The records are to be repeated exactly, and any images in them are to be dropped.
--- Input data ---
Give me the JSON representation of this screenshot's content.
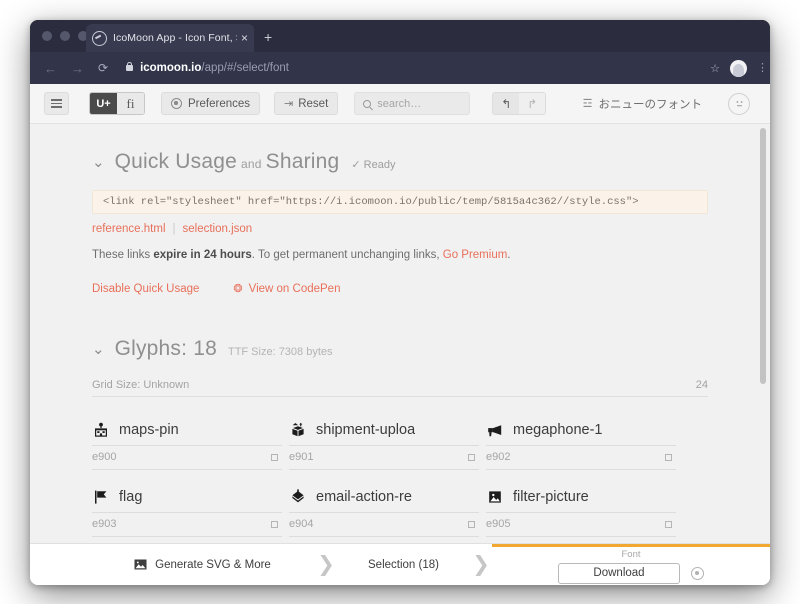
{
  "browser": {
    "tab": {
      "title": "IcoMoon App - Icon Font, SVG",
      "favicon": "icomoon-favicon-icon",
      "close": "×"
    },
    "new_tab": "+",
    "nav": {
      "back": "←",
      "forward": "→",
      "reload": "⟳"
    },
    "url": {
      "host": "icomoon.io",
      "path": "/app/#/select/font",
      "lock": "lock-icon"
    },
    "star": "☆",
    "menu": "⋮"
  },
  "toolbar": {
    "menu_button": "hamburger-icon",
    "segmented": [
      {
        "label": "U+",
        "active": true
      },
      {
        "label": "fi",
        "active": false
      }
    ],
    "preferences": "Preferences",
    "reset": "Reset",
    "reset_icon": "⇥",
    "search_placeholder": "search…",
    "search_value": "",
    "undo": "↰",
    "redo": "↱",
    "project_name": "おニューのフォント",
    "project_icon": "library-icon",
    "face_icon": "😐"
  },
  "quick_usage": {
    "chevron": "⌄",
    "title": "Quick Usage",
    "conjunction": "and",
    "title2": "Sharing",
    "status_check": "✓",
    "status": "Ready",
    "code": "<link rel=\"stylesheet\" href=\"https://i.icomoon.io/public/temp/5815a4c362//style.css\">",
    "links": [
      "reference.html",
      "selection.json"
    ],
    "link_separator": "|",
    "note_prefix": "These links ",
    "note_bold": "expire in 24 hours",
    "note_mid": ". To get permanent unchanging links, ",
    "note_premium": "Go Premium",
    "note_suffix": ".",
    "disable_quick_usage": "Disable Quick Usage",
    "view_on_codepen": "View on CodePen",
    "codepen_icon": "codepen-icon"
  },
  "glyphs_section": {
    "chevron": "⌄",
    "title": "Glyphs: 18",
    "meta": "TTF Size: 7308 bytes",
    "grid_size_label": "Grid Size: Unknown",
    "grid_size_value": "24",
    "glyphs": [
      {
        "icon": "maps-pin-icon",
        "name": "maps-pin",
        "code": "e900"
      },
      {
        "icon": "shipment-upload-icon",
        "name": "shipment-uploa",
        "code": "e901"
      },
      {
        "icon": "megaphone-icon",
        "name": "megaphone-1",
        "code": "e902"
      },
      {
        "icon": "flag-icon",
        "name": "flag",
        "code": "e903"
      },
      {
        "icon": "email-action-icon",
        "name": "email-action-re",
        "code": "e904"
      },
      {
        "icon": "filter-picture-icon",
        "name": "filter-picture",
        "code": "e905"
      }
    ]
  },
  "bottom_bar": {
    "generate": "Generate SVG & More",
    "generate_icon": "image-icon",
    "selection": "Selection (18)",
    "arrow": "❯",
    "font_label": "Font",
    "download": "Download",
    "settings_icon": "gear-icon",
    "accent_color": "#f0a830"
  }
}
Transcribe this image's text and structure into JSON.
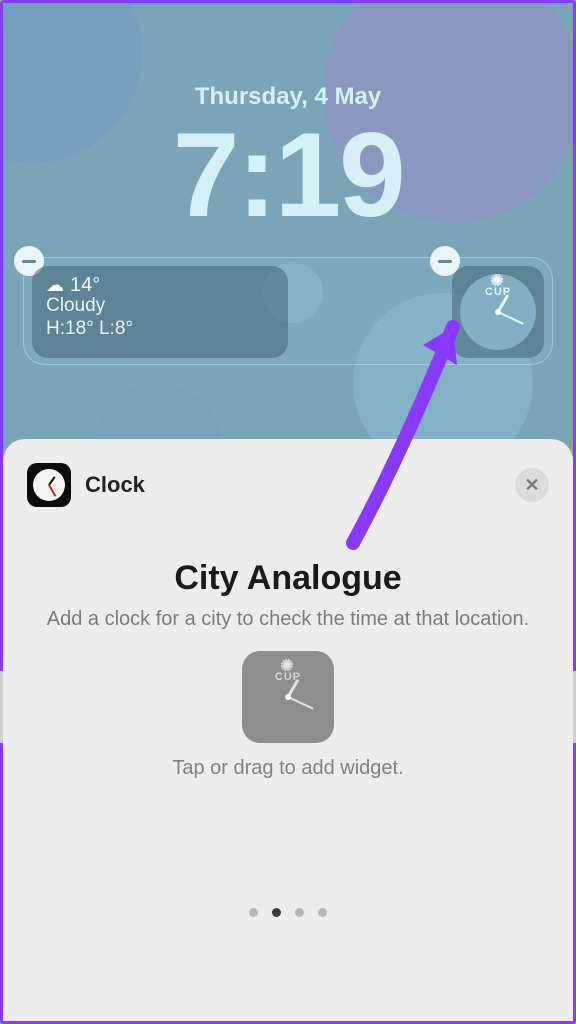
{
  "lockscreen": {
    "date": "Thursday, 4 May",
    "time": "7:19"
  },
  "weather": {
    "temp": "14°",
    "condition": "Cloudy",
    "hi_lo": "H:18° L:8°"
  },
  "clock_widget": {
    "city_code": "CUP"
  },
  "sheet": {
    "app_name": "Clock",
    "widget_title": "City Analogue",
    "widget_description": "Add a clock for a city to check the time at that location.",
    "preview_city_code": "CUP",
    "hint": "Tap or drag to add widget.",
    "page_count": 4,
    "active_page_index": 1
  }
}
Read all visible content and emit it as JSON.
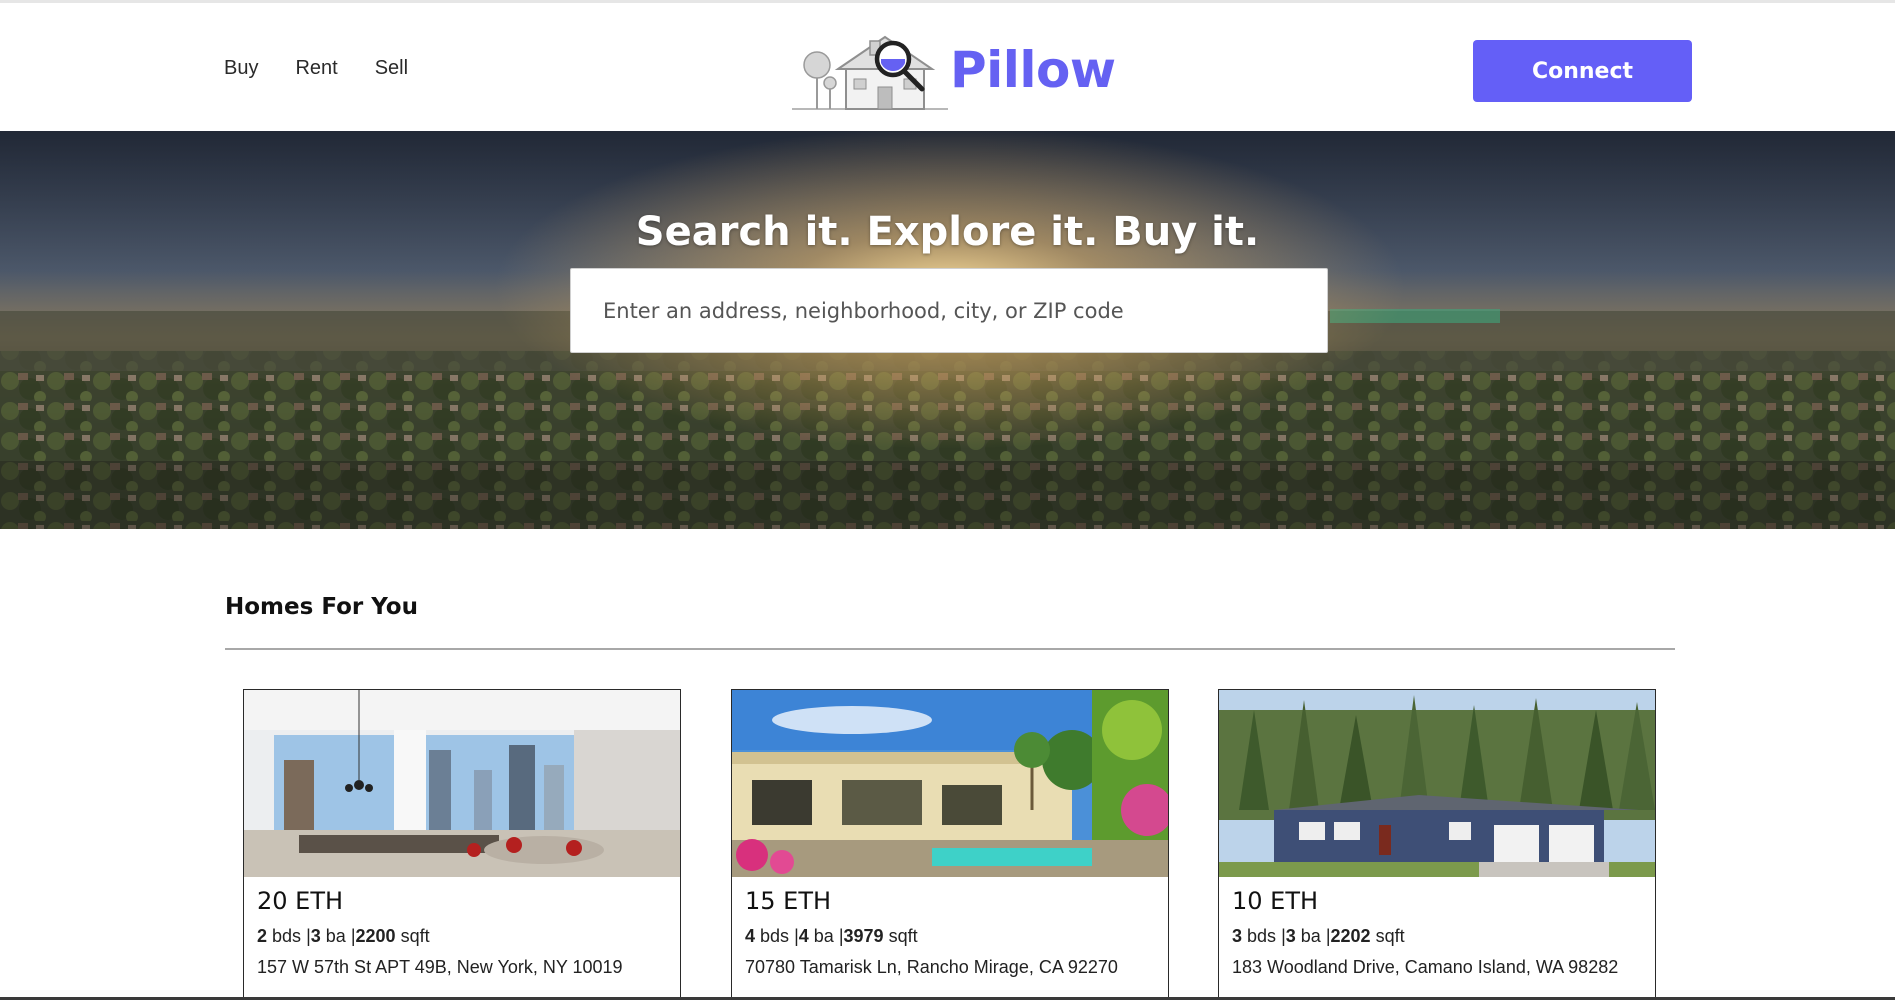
{
  "nav": {
    "items": [
      {
        "label": "Buy"
      },
      {
        "label": "Rent"
      },
      {
        "label": "Sell"
      }
    ]
  },
  "brand": {
    "name": "Pillow",
    "logo_icon": "house-magnifier-icon",
    "color": "#6561f2"
  },
  "connect_button": {
    "label": "Connect",
    "color": "#645ff7"
  },
  "hero": {
    "title": "Search it. Explore it. Buy it.",
    "search_placeholder": "Enter an address, neighborhood, city, or ZIP code",
    "search_value": ""
  },
  "homes": {
    "title": "Homes For You",
    "cards": [
      {
        "price": "20 ETH",
        "beds": "2",
        "beds_unit": "bds",
        "baths": "3",
        "baths_unit": "ba",
        "sqft": "2200",
        "sqft_unit": "sqft",
        "address": "157 W 57th St APT 49B, New York, NY 10019"
      },
      {
        "price": "15 ETH",
        "beds": "4",
        "beds_unit": "bds",
        "baths": "4",
        "baths_unit": "ba",
        "sqft": "3979",
        "sqft_unit": "sqft",
        "address": "70780 Tamarisk Ln, Rancho Mirage, CA 92270"
      },
      {
        "price": "10 ETH",
        "beds": "3",
        "beds_unit": "bds",
        "baths": "3",
        "baths_unit": "ba",
        "sqft": "2202",
        "sqft_unit": "sqft",
        "address": "183 Woodland Drive, Camano Island, WA 98282"
      }
    ]
  }
}
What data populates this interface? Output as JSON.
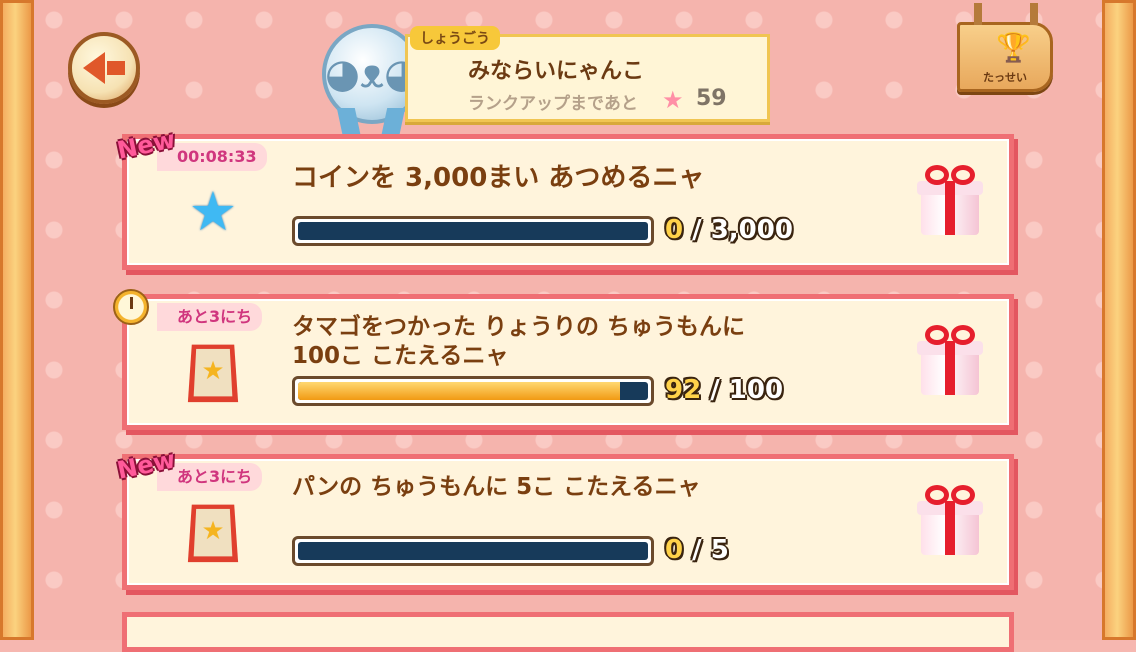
{
  "header": {
    "rank_tag": "しょうごう",
    "rank_title": "みならいにゃんこ",
    "rank_sub": "ランクアップまであと",
    "rank_remaining": "59",
    "achievements_label": "たっせい"
  },
  "missions": [
    {
      "time_label": "00:08:33",
      "is_new": true,
      "new_label": "New",
      "icon": "star-icon",
      "title": "コインを 3,000まい あつめるニャ",
      "current": "0",
      "target": "3,000",
      "progress_fraction": 0
    },
    {
      "time_label": "あと3にち",
      "is_new": false,
      "icon": "signboard-icon",
      "title": "タマゴをつかった りょうりの ちゅうもんに 100こ こたえるニャ",
      "current": "92",
      "target": "100",
      "progress_fraction": 0.92
    },
    {
      "time_label": "あと3にち",
      "is_new": true,
      "new_label": "New",
      "icon": "signboard-icon",
      "title": "パンの ちゅうもんに 5こ こたえるニャ",
      "current": "0",
      "target": "5",
      "progress_fraction": 0
    }
  ],
  "colors": {
    "card_border": "#ef6f74",
    "progress_track": "#173a5a",
    "progress_fill": "#f19a13",
    "title_text": "#7a3f10"
  }
}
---
(Answer space):
Give me the JSON representation of this screenshot's content.
{
  "browser": {
    "tab": {
      "title": "IcoMoon App - Icon Font, SVG",
      "favicon": "icomoon-favicon-icon",
      "close": "×"
    },
    "new_tab": "+",
    "nav": {
      "back": "←",
      "forward": "→",
      "reload": "⟳"
    },
    "url": {
      "host": "icomoon.io",
      "path": "/app/#/select/font",
      "lock": "lock-icon"
    },
    "star": "☆",
    "menu": "⋮"
  },
  "toolbar": {
    "menu_button": "hamburger-icon",
    "segmented": [
      {
        "label": "U+",
        "active": true
      },
      {
        "label": "fi",
        "active": false
      }
    ],
    "preferences": "Preferences",
    "reset": "Reset",
    "reset_icon": "⇥",
    "search_placeholder": "search…",
    "search_value": "",
    "undo": "↰",
    "redo": "↱",
    "project_name": "おニューのフォント",
    "project_icon": "library-icon",
    "face_icon": "😐"
  },
  "quick_usage": {
    "chevron": "⌄",
    "title": "Quick Usage",
    "conjunction": "and",
    "title2": "Sharing",
    "status_check": "✓",
    "status": "Ready",
    "code": "<link rel=\"stylesheet\" href=\"https://i.icomoon.io/public/temp/5815a4c362//style.css\">",
    "links": [
      "reference.html",
      "selection.json"
    ],
    "link_separator": "|",
    "note_prefix": "These links ",
    "note_bold": "expire in 24 hours",
    "note_mid": ". To get permanent unchanging links, ",
    "note_premium": "Go Premium",
    "note_suffix": ".",
    "disable_quick_usage": "Disable Quick Usage",
    "view_on_codepen": "View on CodePen",
    "codepen_icon": "codepen-icon"
  },
  "glyphs_section": {
    "chevron": "⌄",
    "title": "Glyphs: 18",
    "meta": "TTF Size: 7308 bytes",
    "grid_size_label": "Grid Size: Unknown",
    "grid_size_value": "24",
    "glyphs": [
      {
        "icon": "maps-pin-icon",
        "name": "maps-pin",
        "code": "e900"
      },
      {
        "icon": "shipment-upload-icon",
        "name": "shipment-uploa",
        "code": "e901"
      },
      {
        "icon": "megaphone-icon",
        "name": "megaphone-1",
        "code": "e902"
      },
      {
        "icon": "flag-icon",
        "name": "flag",
        "code": "e903"
      },
      {
        "icon": "email-action-icon",
        "name": "email-action-re",
        "code": "e904"
      },
      {
        "icon": "filter-picture-icon",
        "name": "filter-picture",
        "code": "e905"
      }
    ]
  },
  "bottom_bar": {
    "generate": "Generate SVG & More",
    "generate_icon": "image-icon",
    "selection": "Selection (18)",
    "arrow": "❯",
    "font_label": "Font",
    "download": "Download",
    "settings_icon": "gear-icon",
    "accent_color": "#f0a830"
  }
}
Transcribe this image's text and structure into JSON.
{
  "lockscreen": {
    "date": "Thursday, 4 May",
    "time": "7:19"
  },
  "weather": {
    "temp": "14°",
    "condition": "Cloudy",
    "hi_lo": "H:18° L:8°"
  },
  "clock_widget": {
    "city_code": "CUP"
  },
  "sheet": {
    "app_name": "Clock",
    "widget_title": "City Analogue",
    "widget_description": "Add a clock for a city to check the time at that location.",
    "preview_city_code": "CUP",
    "hint": "Tap or drag to add widget.",
    "page_count": 4,
    "active_page_index": 1
  }
}
Read all visible content and emit it as JSON.
{
  "nav": {
    "items": [
      {
        "label": "Buy"
      },
      {
        "label": "Rent"
      },
      {
        "label": "Sell"
      }
    ]
  },
  "brand": {
    "name": "Pillow",
    "logo_icon": "house-magnifier-icon",
    "color": "#6561f2"
  },
  "connect_button": {
    "label": "Connect",
    "color": "#645ff7"
  },
  "hero": {
    "title": "Search it. Explore it. Buy it.",
    "search_placeholder": "Enter an address, neighborhood, city, or ZIP code",
    "search_value": ""
  },
  "homes": {
    "title": "Homes For You",
    "cards": [
      {
        "price": "20 ETH",
        "beds": "2",
        "beds_unit": "bds",
        "baths": "3",
        "baths_unit": "ba",
        "sqft": "2200",
        "sqft_unit": "sqft",
        "address": "157 W 57th St APT 49B, New York, NY 10019"
      },
      {
        "price": "15 ETH",
        "beds": "4",
        "beds_unit": "bds",
        "baths": "4",
        "baths_unit": "ba",
        "sqft": "3979",
        "sqft_unit": "sqft",
        "address": "70780 Tamarisk Ln, Rancho Mirage, CA 92270"
      },
      {
        "price": "10 ETH",
        "beds": "3",
        "beds_unit": "bds",
        "baths": "3",
        "baths_unit": "ba",
        "sqft": "2202",
        "sqft_unit": "sqft",
        "address": "183 Woodland Drive, Camano Island, WA 98282"
      }
    ]
  }
}
What data populates this interface? Output as JSON.
{
  "header": {
    "rank_tag": "しょうごう",
    "rank_title": "みならいにゃんこ",
    "rank_sub": "ランクアップまであと",
    "rank_remaining": "59",
    "achievements_label": "たっせい"
  },
  "missions": [
    {
      "time_label": "00:08:33",
      "is_new": true,
      "new_label": "New",
      "icon": "star-icon",
      "title": "コインを 3,000まい あつめるニャ",
      "current": "0",
      "target": "3,000",
      "progress_fraction": 0
    },
    {
      "time_label": "あと3にち",
      "is_new": false,
      "icon": "signboard-icon",
      "title": "タマゴをつかった りょうりの ちゅうもんに 100こ こたえるニャ",
      "current": "92",
      "target": "100",
      "progress_fraction": 0.92
    },
    {
      "time_label": "あと3にち",
      "is_new": true,
      "new_label": "New",
      "icon": "signboard-icon",
      "title": "パンの ちゅうもんに 5こ こたえるニャ",
      "current": "0",
      "target": "5",
      "progress_fraction": 0
    }
  ],
  "colors": {
    "card_border": "#ef6f74",
    "progress_track": "#173a5a",
    "progress_fill": "#f19a13",
    "title_text": "#7a3f10"
  }
}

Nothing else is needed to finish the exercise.